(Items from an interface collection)

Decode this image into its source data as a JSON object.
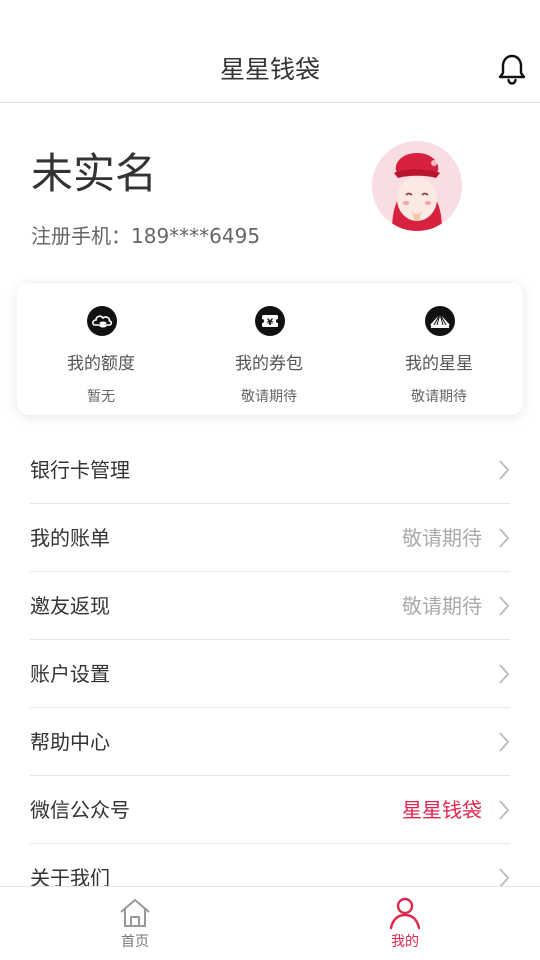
{
  "header": {
    "title": "星星钱袋",
    "bell_icon": "bell-icon"
  },
  "profile": {
    "name": "未实名",
    "phone": "注册手机：189****6495",
    "avatar_icon": "money-bag-avatar"
  },
  "card": {
    "items": [
      {
        "label": "我的额度",
        "sub": "暂无",
        "icon": "credit-cloud-icon"
      },
      {
        "label": "我的券包",
        "sub": "敬请期待",
        "icon": "coupon-icon"
      },
      {
        "label": "我的星星",
        "sub": "敬请期待",
        "icon": "star-fan-icon"
      }
    ]
  },
  "menu": [
    {
      "label": "银行卡管理",
      "value": ""
    },
    {
      "label": "我的账单",
      "value": "敬请期待"
    },
    {
      "label": "邀友返现",
      "value": "敬请期待"
    },
    {
      "label": "账户设置",
      "value": ""
    },
    {
      "label": "帮助中心",
      "value": ""
    },
    {
      "label": "微信公众号",
      "value": "星星钱袋"
    },
    {
      "label": "关于我们",
      "value": ""
    }
  ],
  "tabbar": {
    "tabs": [
      {
        "label": "首页",
        "icon": "home-icon"
      },
      {
        "label": "我的",
        "icon": "profile-icon",
        "active": true
      }
    ]
  },
  "colors": {
    "accent": "#e0264d",
    "text": "#333333",
    "muted": "#aaaaaa"
  }
}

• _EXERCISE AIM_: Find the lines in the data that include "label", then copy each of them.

• _ANSWER TO THIS EXERCISE_:
        "label": "我的额度",
        "label": "我的券包",
        "label": "我的星星",
      "label": "银行卡管理",
      "label": "我的账单",
      "label": "邀友返现",
      "label": "账户设置",
      "label": "帮助中心",
      "label": "微信公众号",
      "label": "关于我们",
        "label": "首页",
        "label": "我的",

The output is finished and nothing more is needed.